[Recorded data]
_ _ _ _

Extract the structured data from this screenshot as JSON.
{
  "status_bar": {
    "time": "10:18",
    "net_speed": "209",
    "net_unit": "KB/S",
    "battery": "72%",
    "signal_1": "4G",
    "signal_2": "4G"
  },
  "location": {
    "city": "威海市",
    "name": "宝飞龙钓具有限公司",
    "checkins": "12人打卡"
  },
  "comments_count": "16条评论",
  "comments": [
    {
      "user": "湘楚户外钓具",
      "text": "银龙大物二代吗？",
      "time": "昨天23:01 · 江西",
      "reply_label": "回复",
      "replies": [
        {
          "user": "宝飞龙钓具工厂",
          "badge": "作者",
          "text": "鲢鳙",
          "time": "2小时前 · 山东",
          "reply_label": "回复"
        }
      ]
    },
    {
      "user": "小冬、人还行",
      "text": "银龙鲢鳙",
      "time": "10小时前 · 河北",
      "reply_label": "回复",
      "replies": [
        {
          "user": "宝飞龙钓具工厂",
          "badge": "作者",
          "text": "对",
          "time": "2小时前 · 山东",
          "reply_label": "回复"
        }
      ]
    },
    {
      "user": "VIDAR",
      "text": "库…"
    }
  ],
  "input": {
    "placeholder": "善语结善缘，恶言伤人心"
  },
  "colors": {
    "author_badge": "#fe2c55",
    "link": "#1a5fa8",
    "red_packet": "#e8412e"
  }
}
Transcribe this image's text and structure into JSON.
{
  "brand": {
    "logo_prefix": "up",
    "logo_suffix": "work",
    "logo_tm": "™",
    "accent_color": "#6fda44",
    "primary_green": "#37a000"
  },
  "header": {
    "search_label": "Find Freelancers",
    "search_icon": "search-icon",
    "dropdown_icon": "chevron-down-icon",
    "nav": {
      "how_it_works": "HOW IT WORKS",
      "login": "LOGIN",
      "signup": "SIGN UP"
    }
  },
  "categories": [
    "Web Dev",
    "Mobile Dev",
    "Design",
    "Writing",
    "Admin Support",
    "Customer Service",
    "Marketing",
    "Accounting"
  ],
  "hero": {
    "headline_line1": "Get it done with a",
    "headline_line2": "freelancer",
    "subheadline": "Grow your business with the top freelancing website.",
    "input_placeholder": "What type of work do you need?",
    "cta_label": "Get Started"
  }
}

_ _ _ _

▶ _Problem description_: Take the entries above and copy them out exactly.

▶ _Answer section_:
Extract the structured data from this screenshot as JSON.
{
  "status_bar": {
    "time": "10:18",
    "net_speed": "209",
    "net_unit": "KB/S",
    "battery": "72%",
    "signal_1": "4G",
    "signal_2": "4G"
  },
  "location": {
    "city": "威海市",
    "name": "宝飞龙钓具有限公司",
    "checkins": "12人打卡"
  },
  "comments_count": "16条评论",
  "comments": [
    {
      "user": "湘楚户外钓具",
      "text": "银龙大物二代吗？",
      "time": "昨天23:01 · 江西",
      "reply_label": "回复",
      "replies": [
        {
          "user": "宝飞龙钓具工厂",
          "badge": "作者",
          "text": "鲢鳙",
          "time": "2小时前 · 山东",
          "reply_label": "回复"
        }
      ]
    },
    {
      "user": "小冬、人还行",
      "text": "银龙鲢鳙",
      "time": "10小时前 · 河北",
      "reply_label": "回复",
      "replies": [
        {
          "user": "宝飞龙钓具工厂",
          "badge": "作者",
          "text": "对",
          "time": "2小时前 · 山东",
          "reply_label": "回复"
        }
      ]
    },
    {
      "user": "VIDAR",
      "text": "库…"
    }
  ],
  "input": {
    "placeholder": "善语结善缘，恶言伤人心"
  },
  "colors": {
    "author_badge": "#fe2c55",
    "link": "#1a5fa8",
    "red_packet": "#e8412e"
  }
}
Transcribe this image's text and structure into JSON.
{
  "brand": {
    "logo_prefix": "up",
    "logo_suffix": "work",
    "logo_tm": "™",
    "accent_color": "#6fda44",
    "primary_green": "#37a000"
  },
  "header": {
    "search_label": "Find Freelancers",
    "search_icon": "search-icon",
    "dropdown_icon": "chevron-down-icon",
    "nav": {
      "how_it_works": "HOW IT WORKS",
      "login": "LOGIN",
      "signup": "SIGN UP"
    }
  },
  "categories": [
    "Web Dev",
    "Mobile Dev",
    "Design",
    "Writing",
    "Admin Support",
    "Customer Service",
    "Marketing",
    "Accounting"
  ],
  "hero": {
    "headline_line1": "Get it done with a",
    "headline_line2": "freelancer",
    "subheadline": "Grow your business with the top freelancing website.",
    "input_placeholder": "What type of work do you need?",
    "cta_label": "Get Started"
  }
}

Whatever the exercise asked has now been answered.